Please return the whole listing, character for character.

Data for review START

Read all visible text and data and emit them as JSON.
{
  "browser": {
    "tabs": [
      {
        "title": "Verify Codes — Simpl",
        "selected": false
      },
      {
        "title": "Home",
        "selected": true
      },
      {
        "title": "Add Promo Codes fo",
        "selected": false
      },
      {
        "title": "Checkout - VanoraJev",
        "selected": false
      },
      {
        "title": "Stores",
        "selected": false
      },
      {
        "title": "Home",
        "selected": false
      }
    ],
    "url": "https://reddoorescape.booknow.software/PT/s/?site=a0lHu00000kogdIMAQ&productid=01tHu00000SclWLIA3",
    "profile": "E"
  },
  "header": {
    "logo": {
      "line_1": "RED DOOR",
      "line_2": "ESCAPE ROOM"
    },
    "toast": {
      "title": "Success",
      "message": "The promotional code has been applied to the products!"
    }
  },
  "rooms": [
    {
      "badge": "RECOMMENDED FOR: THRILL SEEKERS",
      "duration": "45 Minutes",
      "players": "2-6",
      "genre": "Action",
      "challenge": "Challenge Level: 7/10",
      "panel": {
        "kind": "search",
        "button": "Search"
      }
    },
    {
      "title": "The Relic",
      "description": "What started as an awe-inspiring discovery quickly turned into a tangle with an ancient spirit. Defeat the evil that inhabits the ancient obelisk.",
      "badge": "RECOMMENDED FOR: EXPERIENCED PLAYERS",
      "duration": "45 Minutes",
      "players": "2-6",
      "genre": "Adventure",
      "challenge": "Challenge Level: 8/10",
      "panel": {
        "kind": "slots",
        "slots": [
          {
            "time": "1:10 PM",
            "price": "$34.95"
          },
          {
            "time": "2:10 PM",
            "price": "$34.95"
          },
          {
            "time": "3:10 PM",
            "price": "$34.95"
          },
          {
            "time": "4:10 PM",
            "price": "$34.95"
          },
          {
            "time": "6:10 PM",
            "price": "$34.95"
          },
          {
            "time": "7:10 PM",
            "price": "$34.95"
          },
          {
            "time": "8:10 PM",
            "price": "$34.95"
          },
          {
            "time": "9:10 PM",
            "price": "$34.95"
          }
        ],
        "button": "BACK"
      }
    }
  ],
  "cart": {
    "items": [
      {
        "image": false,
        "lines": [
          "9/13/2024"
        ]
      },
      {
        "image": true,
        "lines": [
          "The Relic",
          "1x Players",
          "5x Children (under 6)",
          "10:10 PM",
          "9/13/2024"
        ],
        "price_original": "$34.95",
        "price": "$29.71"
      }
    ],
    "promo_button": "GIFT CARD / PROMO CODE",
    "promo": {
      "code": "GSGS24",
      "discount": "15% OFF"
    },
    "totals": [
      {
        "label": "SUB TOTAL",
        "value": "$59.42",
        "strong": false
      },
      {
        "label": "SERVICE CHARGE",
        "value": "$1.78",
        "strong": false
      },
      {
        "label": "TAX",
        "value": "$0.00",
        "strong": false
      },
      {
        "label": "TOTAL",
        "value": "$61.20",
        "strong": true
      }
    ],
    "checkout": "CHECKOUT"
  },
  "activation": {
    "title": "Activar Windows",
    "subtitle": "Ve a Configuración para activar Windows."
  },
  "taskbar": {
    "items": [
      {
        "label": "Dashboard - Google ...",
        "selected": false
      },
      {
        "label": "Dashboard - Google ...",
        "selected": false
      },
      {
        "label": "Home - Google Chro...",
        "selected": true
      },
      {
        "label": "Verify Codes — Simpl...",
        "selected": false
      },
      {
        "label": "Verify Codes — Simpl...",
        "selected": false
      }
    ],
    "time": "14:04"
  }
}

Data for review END

* Task solution
Read all visible text and data and emit them as JSON.
{
  "browser": {
    "tabs": [
      {
        "title": "Verify Codes — Simpl",
        "selected": false
      },
      {
        "title": "Home",
        "selected": true
      },
      {
        "title": "Add Promo Codes fo",
        "selected": false
      },
      {
        "title": "Checkout - VanoraJev",
        "selected": false
      },
      {
        "title": "Stores",
        "selected": false
      },
      {
        "title": "Home",
        "selected": false
      }
    ],
    "url": "https://reddoorescape.booknow.software/PT/s/?site=a0lHu00000kogdIMAQ&productid=01tHu00000SclWLIA3",
    "profile": "E"
  },
  "header": {
    "logo": {
      "line_1": "RED DOOR",
      "line_2": "ESCAPE ROOM"
    },
    "toast": {
      "title": "Success",
      "message": "The promotional code has been applied to the products!"
    }
  },
  "rooms": [
    {
      "badge": "RECOMMENDED FOR: THRILL SEEKERS",
      "duration": "45 Minutes",
      "players": "2-6",
      "genre": "Action",
      "challenge": "Challenge Level: 7/10",
      "panel": {
        "kind": "search",
        "button": "Search"
      }
    },
    {
      "title": "The Relic",
      "description": "What started as an awe-inspiring discovery quickly turned into a tangle with an ancient spirit. Defeat the evil that inhabits the ancient obelisk.",
      "badge": "RECOMMENDED FOR: EXPERIENCED PLAYERS",
      "duration": "45 Minutes",
      "players": "2-6",
      "genre": "Adventure",
      "challenge": "Challenge Level: 8/10",
      "panel": {
        "kind": "slots",
        "slots": [
          {
            "time": "1:10 PM",
            "price": "$34.95"
          },
          {
            "time": "2:10 PM",
            "price": "$34.95"
          },
          {
            "time": "3:10 PM",
            "price": "$34.95"
          },
          {
            "time": "4:10 PM",
            "price": "$34.95"
          },
          {
            "time": "6:10 PM",
            "price": "$34.95"
          },
          {
            "time": "7:10 PM",
            "price": "$34.95"
          },
          {
            "time": "8:10 PM",
            "price": "$34.95"
          },
          {
            "time": "9:10 PM",
            "price": "$34.95"
          }
        ],
        "button": "BACK"
      }
    }
  ],
  "cart": {
    "items": [
      {
        "image": false,
        "lines": [
          "9/13/2024"
        ]
      },
      {
        "image": true,
        "lines": [
          "The Relic",
          "1x Players",
          "5x Children (under 6)",
          "10:10 PM",
          "9/13/2024"
        ],
        "price_original": "$34.95",
        "price": "$29.71"
      }
    ],
    "promo_button": "GIFT CARD / PROMO CODE",
    "promo": {
      "code": "GSGS24",
      "discount": "15% OFF"
    },
    "totals": [
      {
        "label": "SUB TOTAL",
        "value": "$59.42",
        "strong": false
      },
      {
        "label": "SERVICE CHARGE",
        "value": "$1.78",
        "strong": false
      },
      {
        "label": "TAX",
        "value": "$0.00",
        "strong": false
      },
      {
        "label": "TOTAL",
        "value": "$61.20",
        "strong": true
      }
    ],
    "checkout": "CHECKOUT"
  },
  "activation": {
    "title": "Activar Windows",
    "subtitle": "Ve a Configuración para activar Windows."
  },
  "taskbar": {
    "items": [
      {
        "label": "Dashboard - Google ...",
        "selected": false
      },
      {
        "label": "Dashboard - Google ...",
        "selected": false
      },
      {
        "label": "Home - Google Chro...",
        "selected": true
      },
      {
        "label": "Verify Codes — Simpl...",
        "selected": false
      },
      {
        "label": "Verify Codes — Simpl...",
        "selected": false
      }
    ],
    "time": "14:04"
  }
}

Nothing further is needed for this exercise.